A motorist who killed a pedestrian while high on cocaine and seconds after he had been using his mobile phone behind the wheel, was jailed for five years on Monday
Andrea Greenidge failed to spot Anthony Farinaro (pictured) was crossing the road ahead of him.
As result his Audi A3 slammed into Mr Farinaro sending him into the air “like a rag doll.”
He died moments later at the scene from multiple injuries.
56 year old Greenidge of Harwoods Road in Watford pleaded guilty to causing the death of Mr Farinaro by his dangerous driving on the night of October 29 2016.
Mr Farinaro who was 30 and who lived in Watford was returning him on foot after visiting a local pub in Station Road in the town that night.
His route home took him to St Albans Road, Watford described as a duel carriageway.
Wayne Cleaver prosecuting told St Albans Crown Court it was shortly after 10 20pm as Mr Farinaro started to cross the road.
Judge Graham Arran hearing the case was told there was a central reservation between the carriageways, but at the point where Mr Farinaro was crossing there was a “gap in the barrier” to allow pedestrians to make their way to the other side.
The court was told the road was well lit with street lighting and the speed limit for the road which is in a built up part of the town was 30 miles per hour.
Mr Cleaver said the victim crossed the south bound carriageway of the road and reached the gap.
He then set off across the northbound carriageway as Greenidge who was behind the wheel of his Audi A3 was approaching at speed.
The court was told that when he had started to cross the northbound carriageway, Greenidge should have seen him from 106 metres away.
However, as he drove at 46 mph along the road that and having been on his phone he failed to spot the pedestrian with tragic results.
A split second before impact he slammed on the brakes, but it was too late and he struck Mr Farinaro at between 35 and 38mph according to a police accident investigator.
The prosecutor said the victim was thrown into the air, landing on the bonnet of the Audi and striking his head on the windscreen before ending up on the pavement.

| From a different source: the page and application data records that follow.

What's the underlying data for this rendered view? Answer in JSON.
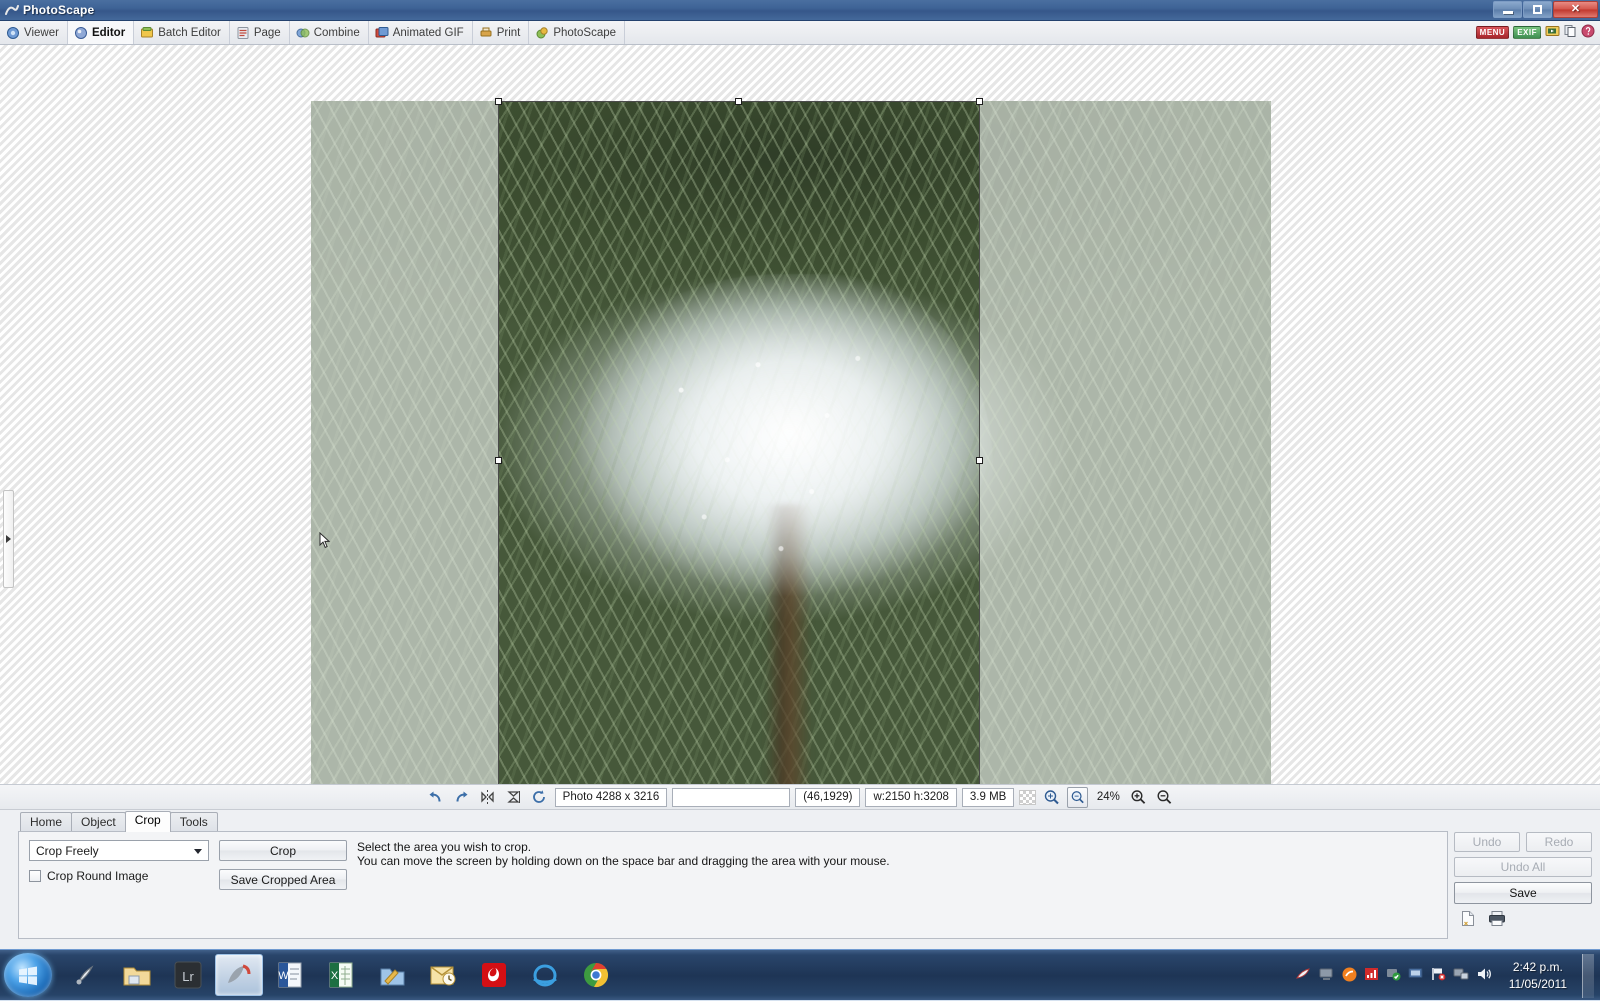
{
  "window": {
    "title": "PhotoScape",
    "icon": "photoscape-logo-icon",
    "controls": {
      "minimize": "minimize-button",
      "restore": "restore-button",
      "close": "close-button"
    }
  },
  "modebar": {
    "items": [
      {
        "label": "Viewer",
        "icon": "viewer-icon",
        "active": false
      },
      {
        "label": "Editor",
        "icon": "editor-icon",
        "active": true
      },
      {
        "label": "Batch Editor",
        "icon": "batch-editor-icon",
        "active": false
      },
      {
        "label": "Page",
        "icon": "page-icon",
        "active": false
      },
      {
        "label": "Combine",
        "icon": "combine-icon",
        "active": false
      },
      {
        "label": "Animated GIF",
        "icon": "animated-gif-icon",
        "active": false
      },
      {
        "label": "Print",
        "icon": "print-icon",
        "active": false
      },
      {
        "label": "PhotoScape",
        "icon": "photoscape-icon",
        "active": false
      }
    ],
    "utility_icons": [
      {
        "label": "MENU",
        "name": "menu-badge"
      },
      {
        "label": "EXIF",
        "name": "exif-badge"
      },
      {
        "label": "",
        "name": "slideshow-icon"
      },
      {
        "label": "",
        "name": "copy-icon"
      },
      {
        "label": "",
        "name": "help-icon"
      }
    ]
  },
  "canvas": {
    "grip": "panel-collapse-grip",
    "crop_selection": {
      "label": "crop-selection-rectangle",
      "handles": 8
    }
  },
  "imagebar": {
    "undo_icon": "undo-icon",
    "redo_icon": "redo-icon",
    "flip_horizontal_icon": "flip-horizontal-icon",
    "flip_vertical_icon": "flip-vertical-icon",
    "rotate_icon": "rotate-icon",
    "photo_size": "Photo 4288 x 3216",
    "filename_value": "",
    "filename_placeholder": "",
    "cursor_position": "(46,1929)",
    "selection_size": "w:2150 h:3208",
    "file_size": "3.9 MB",
    "transparency_icon": "transparency-checker-icon",
    "zoom_fit_icon": "zoom-fit-icon",
    "zoom_actual_icon": "zoom-actual-size-icon",
    "zoom_level": "24%",
    "zoom_in_icon": "zoom-in-icon",
    "zoom_out_icon": "zoom-out-icon"
  },
  "tools": {
    "tabs": [
      {
        "label": "Home",
        "active": false
      },
      {
        "label": "Object",
        "active": false
      },
      {
        "label": "Crop",
        "active": true
      },
      {
        "label": "Tools",
        "active": false
      }
    ],
    "crop_mode": "Crop Freely",
    "crop_round_label": "Crop Round Image",
    "crop_round_checked": false,
    "crop_button": "Crop",
    "save_cropped_button": "Save Cropped Area",
    "instructions": [
      "Select the area you wish to crop.",
      "You can move the screen by holding down on the space bar and dragging the area with your mouse."
    ]
  },
  "actions": {
    "undo": "Undo",
    "redo": "Redo",
    "undo_all": "Undo All",
    "save": "Save",
    "new_file_icon": "new-file-icon",
    "print_icon": "print-icon"
  },
  "taskbar": {
    "start": "start-orb",
    "items": [
      {
        "name": "taskbar-item-snagit",
        "active": false
      },
      {
        "name": "taskbar-item-explorer",
        "active": false
      },
      {
        "name": "taskbar-item-lightroom",
        "label": "Lr",
        "active": false
      },
      {
        "name": "taskbar-item-photoscape",
        "active": true
      },
      {
        "name": "taskbar-item-word",
        "label": "W",
        "active": false
      },
      {
        "name": "taskbar-item-excel",
        "label": "X",
        "active": false
      },
      {
        "name": "taskbar-item-paint",
        "active": false
      },
      {
        "name": "taskbar-item-outlook",
        "active": false
      },
      {
        "name": "taskbar-item-vodafone",
        "active": false
      },
      {
        "name": "taskbar-item-internet-explorer",
        "active": false
      },
      {
        "name": "taskbar-item-chrome",
        "active": false
      }
    ],
    "tray_icons": [
      "tray-icon-snagit",
      "tray-icon-display",
      "tray-icon-orange",
      "tray-icon-chart",
      "tray-icon-security",
      "tray-icon-monitor",
      "tray-icon-flag",
      "tray-icon-network",
      "tray-icon-volume"
    ],
    "clock_time": "2:42 p.m.",
    "clock_date": "11/05/2011"
  },
  "colors": {
    "titlebar": "#3e6396",
    "accent": "#c0372d",
    "panel": "#eef0f3",
    "taskbar": "#1c3a63"
  }
}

Mr Cleaver said: “All was observed by Ruth Archer who was waiting in her car nearby. She said it was as if a rag doll had been flung into the air.
“She got out of her car and went straight to where he lay and provided him with some comfort in the last few seconds of his life.”
The court was told she also called the emergency service from her mobile phone and as she tended to the victim she saw Greenidge walking towards them.
Mr Cleaver said: “He appeared not to have any sense of urgency.”
He said Ruth Archer even though the defendant was on the phone and appeared not to care about what had just happened as he “sauntered” towards her
Judge Arran was told that at the scene the defendant was seen to hand his phone to another man who had arrived as well as a glass bottle which the man smashed.
Fragments of the glass were later tested and found on them were traces of cocaine.
Greenidge himself having been arrested was found to have three times the legal limit of cocaine in his system.
His mobile phone was also examined which revealed how at 10 21pm that night the defendant had taken a call on his mobile which lasted 15 seconds and ended 12 seconds before the collision.
The mother of Mr Farinaro, school teacher Ruth Evans read a statement to the court in which she told how her son’s death had brought suffering for her whole family.
“You cannot realise how many lives you have changed by your reckless, thoughtless actions. For me it feels very much like you killed a family that night.”
She went on: “I have nightmares about how Anthony died and he died on that pavement without comfort from me.”
Mrs Evans also told of her shock when attending one of the first court appearances of Greenidge and on seeing him for the first time realised he was the son of her next door neighbour.
Passing sentence Judge Arran told Greenidge: “He was crossing the road from your right to your left and you should have seen him.”
The judge said he would have seen the victim when he was “approximately 106 metres away.”
He went on “You were using your phone up to 12 seconds before the collision. That may well have caused some distraction.”
The judge said the collision was caused that night by the defendant taking drugs, driving faster than the road permitted, his slow reaction time and “to a certain extent” his use of his mobile phone.
He jailed Greenidge for five years and disqualified him from driving for five and a half years.
The judge also ordered that Ruth Archer be awarded £250 out of public funds in recognition of her actions that night